Citation: Seidler RD, Mulavara AP, Bloomberg JJ and Peters BT (2015) Individual predictors of sensorimotor adaptability. Front. Syst. Neurosci. 9:100. doi: 10.3389/fnsys.2015.00100
Received: 24 April 2015; Accepted: 19 June 2015;
Published: 06 July 2015.
Edited by:Mikhail Lebedev, Duke University, USA
Reviewed by:Otmar Bock, Deutsche Sporthochschule Köln, Germany
Anirban Dutta, Institut National de Recherche en Informatique et en Automatique (Inria), France

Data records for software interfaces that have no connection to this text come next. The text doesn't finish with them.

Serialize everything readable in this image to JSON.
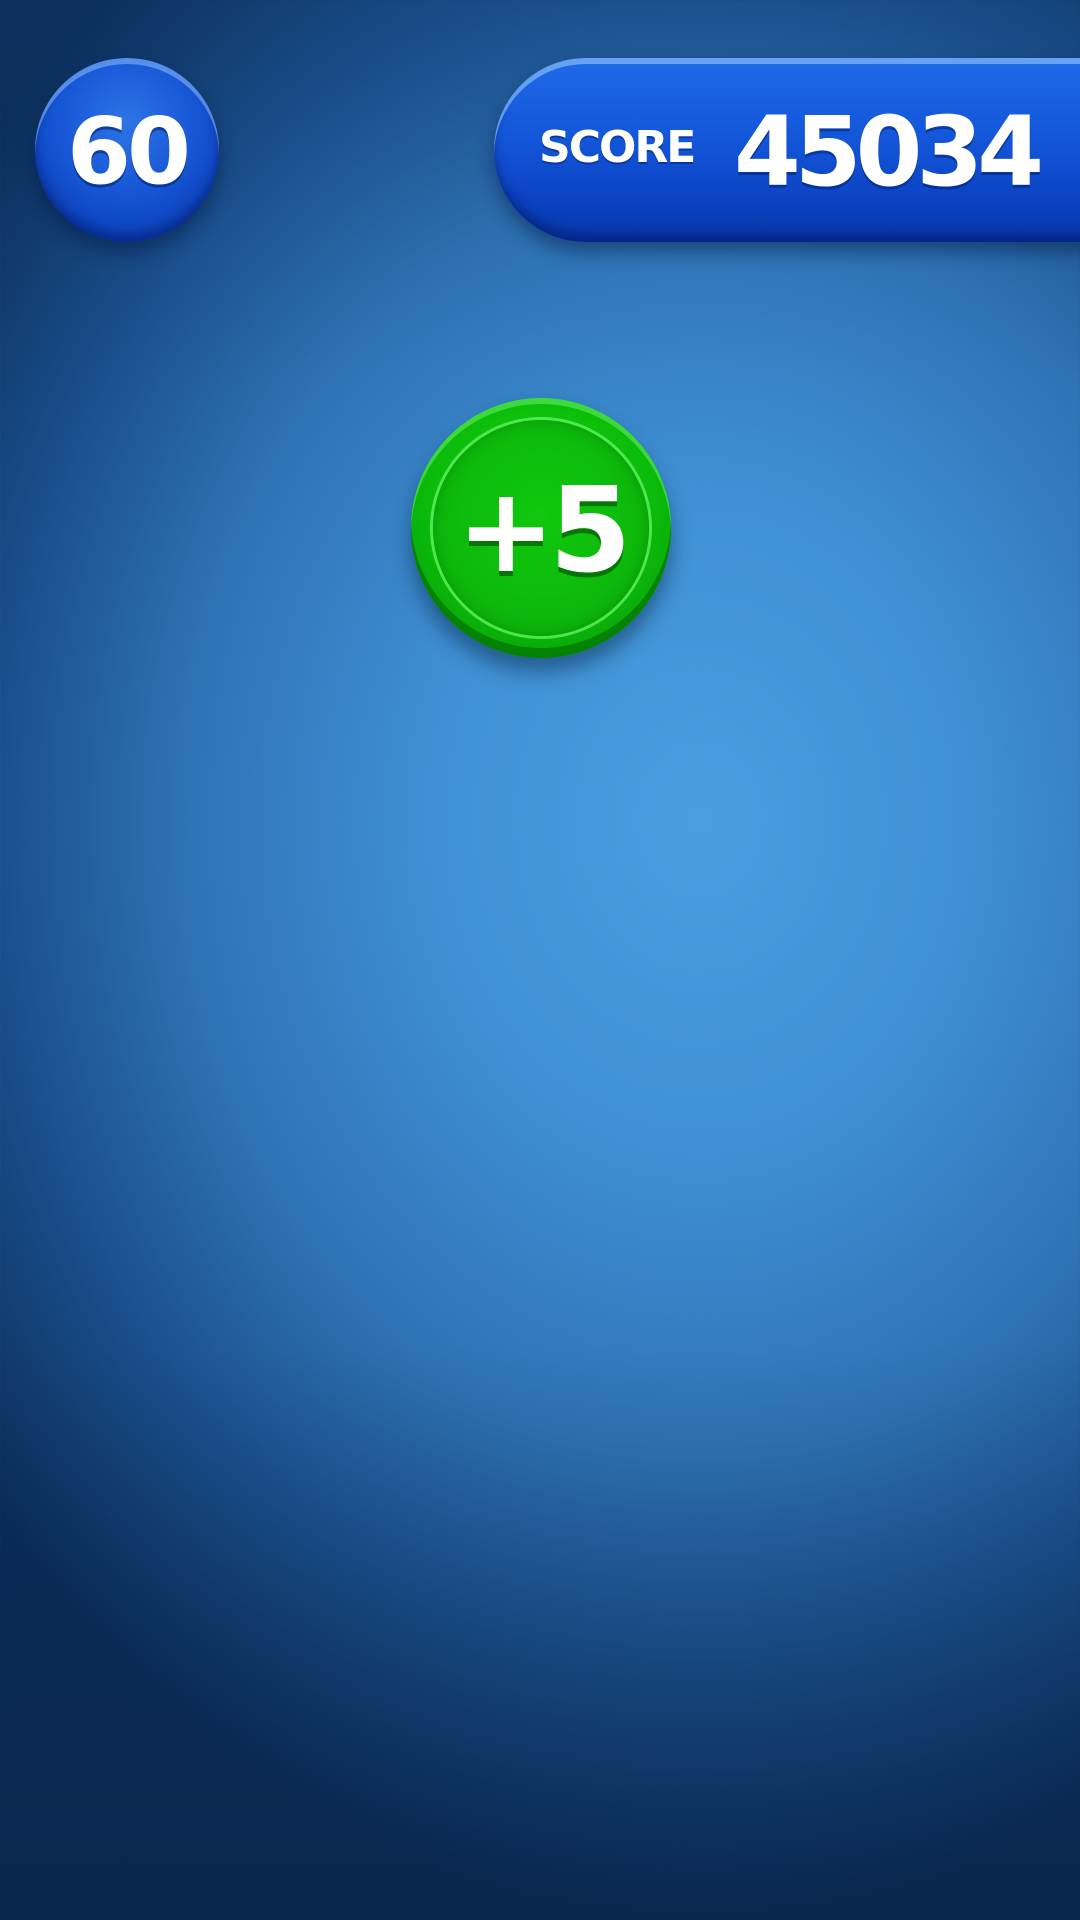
{
  "hud": {
    "timer": "60",
    "score_label": "SCORE",
    "score_value": "45034"
  },
  "bonus": {
    "label": "+5"
  },
  "colors": {
    "background": "#3f90d4",
    "hud_blue": "#1458db",
    "bonus_green": "#0bbb0a",
    "text": "#ffffff"
  }
}
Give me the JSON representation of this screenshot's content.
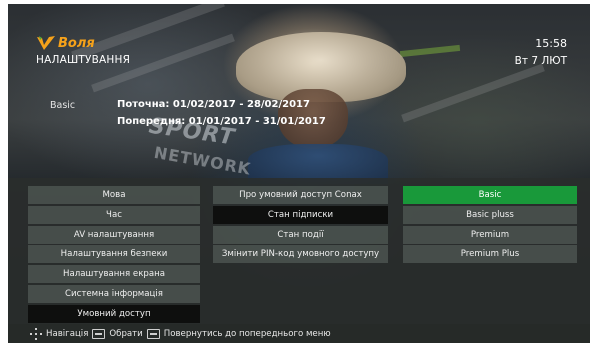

Copyright © 2015 Seidler, Mulavara, Bloomberg and Peters. This is an open-access article distributed under the terms of the Creative Commons Attribution License (CC BY). The use, distribution and reproduction in other forums is permitted, provided the original author(s) or licensor are credited and that the original publication in this journal is cited, in accordance with accepted academic practice. No use, distribution or reproduction is permitted which does not comply with these terms.
*Correspondence: Rachael D. Seidler, Psychology, Kinesiology, Neuroscience, Neuromotor Behavior Laboratory, University of Michigan, 401 Washtenaw Avenue, Ann Arbor, MI 48109-2214, USA, email@example.com